- Figure 6. Water turbidity at the down and upper streams, control drained (CD), and control drained and subirrigated (SI) outlets in 2014.
- Figure 7. Water temperature at the down and upper streams, control drained (CD), and control drained and subirrigated (SI) outlets in 2014.
- Table 1. Crop yield for the undrained (UD), free drained (FD), controlled drained (CD), and controlled drained and subirrigated (SI) fields compared to Clay County averages in 2014.
- Table 5. Monthly water balance in mm per month at the surface drainage field in 2014.
- Figure 4. Potassium concentration at down and upper steams, control drained (CD), and control drained and subirrigated (SI) outlets in 2014.
- Figure 10. Water balance for major inflow (rainfall) and outflow (drainage and evapotranspiration, ET) in the free drainage field in 2014.
- Table 4. Monthly water balance in mm per month at the free drainage field in 2014.
Impacts and Contributions/Outcomes
- Jia, X., D. Steele, T. Scherer, K. Kolars, and K. Horntvedt. 2014. Measuring subirrigation efficiency and uniformity on two subirrigation fields in the Red River Valley. 2014 Eastern South Dakota Water Conference. October 29, 2014. Brookings, SD.
- Jia, X. 2014. Subirrigation design. 2014 Extension Subsurface Drainage Design & Water Management Workshop. Wahpeton, ND. February 11-12, 2014.
- Jia, X. 2014. Tiling water management. North Dakota’s 11th Annual Certified Crop Advisers Meeting. Fargo, ND. January 21, 2014.
- Jia, X. 2014. Tile drainage converted to controlled drainage and subirrigation. Red River Basin Commission 31st Annual Conference. Fargo, ND. January 13, 2014.
- Jia, X., T. F. Scherer, D. Lin, X. Zhang, and I. Rijal. 2014. Comparison of reference evapotranspiration calculations for southeastern North Dakota. Irrigation & Drainage Systems Engineering 2:112. doi:10.4172/2168-9768.1000112.
- Rahman, M. M., Z. Lin, X. Jia, D. D. Steele, and T. M. DeSutter. 2014. Impact of subsurface drainage on streamflows in the Red River of the North basin.
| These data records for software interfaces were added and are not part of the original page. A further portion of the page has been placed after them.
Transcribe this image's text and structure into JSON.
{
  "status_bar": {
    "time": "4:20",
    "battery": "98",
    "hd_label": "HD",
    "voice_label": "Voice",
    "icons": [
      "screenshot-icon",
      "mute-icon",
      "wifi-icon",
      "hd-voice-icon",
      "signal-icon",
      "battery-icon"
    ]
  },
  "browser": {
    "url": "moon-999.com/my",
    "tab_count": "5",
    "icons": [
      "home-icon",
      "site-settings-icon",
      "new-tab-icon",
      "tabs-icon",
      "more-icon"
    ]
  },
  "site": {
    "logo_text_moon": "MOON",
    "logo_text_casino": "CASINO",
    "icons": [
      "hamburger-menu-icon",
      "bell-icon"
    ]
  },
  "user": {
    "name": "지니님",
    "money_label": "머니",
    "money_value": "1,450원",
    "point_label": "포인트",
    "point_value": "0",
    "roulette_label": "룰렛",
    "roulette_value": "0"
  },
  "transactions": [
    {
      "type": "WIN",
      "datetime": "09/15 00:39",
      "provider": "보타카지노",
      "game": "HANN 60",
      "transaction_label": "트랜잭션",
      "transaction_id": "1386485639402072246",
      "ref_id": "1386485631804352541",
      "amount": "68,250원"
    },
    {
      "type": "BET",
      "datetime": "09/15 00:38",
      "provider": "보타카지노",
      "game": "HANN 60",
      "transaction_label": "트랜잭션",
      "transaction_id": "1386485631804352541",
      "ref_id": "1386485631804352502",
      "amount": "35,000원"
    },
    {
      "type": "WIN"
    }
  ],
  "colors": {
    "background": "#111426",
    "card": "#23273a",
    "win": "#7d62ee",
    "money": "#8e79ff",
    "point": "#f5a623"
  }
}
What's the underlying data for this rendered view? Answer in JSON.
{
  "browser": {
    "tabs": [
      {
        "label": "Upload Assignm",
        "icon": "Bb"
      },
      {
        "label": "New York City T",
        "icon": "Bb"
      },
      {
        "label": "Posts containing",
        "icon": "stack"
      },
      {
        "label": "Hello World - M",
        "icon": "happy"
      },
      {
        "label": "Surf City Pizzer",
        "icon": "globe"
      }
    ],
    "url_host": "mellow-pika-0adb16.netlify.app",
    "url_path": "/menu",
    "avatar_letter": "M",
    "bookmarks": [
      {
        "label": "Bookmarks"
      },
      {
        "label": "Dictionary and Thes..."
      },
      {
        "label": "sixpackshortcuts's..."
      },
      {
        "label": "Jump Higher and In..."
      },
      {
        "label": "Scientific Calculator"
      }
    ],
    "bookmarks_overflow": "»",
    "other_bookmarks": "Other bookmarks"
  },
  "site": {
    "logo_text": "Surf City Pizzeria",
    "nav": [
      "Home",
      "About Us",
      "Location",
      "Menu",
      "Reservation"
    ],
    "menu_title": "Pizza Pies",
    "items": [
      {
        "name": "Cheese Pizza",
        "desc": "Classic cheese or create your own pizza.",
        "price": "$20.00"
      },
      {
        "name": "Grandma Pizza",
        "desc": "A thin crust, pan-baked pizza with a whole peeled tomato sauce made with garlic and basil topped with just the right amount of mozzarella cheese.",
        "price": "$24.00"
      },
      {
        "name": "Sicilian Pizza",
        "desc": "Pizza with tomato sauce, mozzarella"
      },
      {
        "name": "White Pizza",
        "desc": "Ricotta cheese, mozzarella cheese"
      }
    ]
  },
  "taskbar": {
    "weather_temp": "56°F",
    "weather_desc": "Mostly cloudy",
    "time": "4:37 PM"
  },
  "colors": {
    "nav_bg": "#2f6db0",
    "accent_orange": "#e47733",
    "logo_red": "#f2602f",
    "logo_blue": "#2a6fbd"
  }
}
Journal of Hydrology 511: 474-483.
- The SARE site was included as a field tour for two, day long drainage water management (DWM) training sessions for Natural Resource Conservation Service (NRCS) personnel. Over 50 NRCS employees visited the site and heard presentations by the project leader, Xinhua Jia, as well as the land owner, Mr. Jerry Zimmerman.
- The SARE site installation and yield results have been and will continue to be used in Drainage Design Workshop presentations by Extension engineers as an example of one method of subirrigation.
- The landowner, Mr. Zimmerman, was a guest presenter at Drainage Design Workshop held in Grand Forks. He provided the farmer/tile installer perspective to the workshop attendees.
Associate Professor and P.E.
North Dakota State University
NDSU Dept 7620, PO Box 6050
Fargo, ND 58108
Office Phone: 7012317268
Associate Professor and Extension Agronomist
North Dakota State University
Dept of Plant Sciences
Fargo, ND 58108
Office Phone: 7012318135
Buffalo-Red River Watershed District
123 Front St. S.
Barnesville, MN 56514
Office Phone: 2183547710
Professor and Extension Engineer
University of Minnesota
1390 Eckles Ave
St. Paul, MN 55108
Office Phone: 6126254756
NDSU Dept. 7680, PO Box 6050
Fargo, ND 58108
Office Phone: 7012318690
Associate Professor and Extension Engineer
NDSU Dept 7620, PO Box 6050
Fargo, ND 58108
Office Phone: 7012317239
Senior Planner on conservation drainage
Minnesota Department of Agriculture
625 Robert St. N
St. Paul, MN 55155
Office Phone: 6512016482
7276 50th St. N.
Glyndon, MN 56547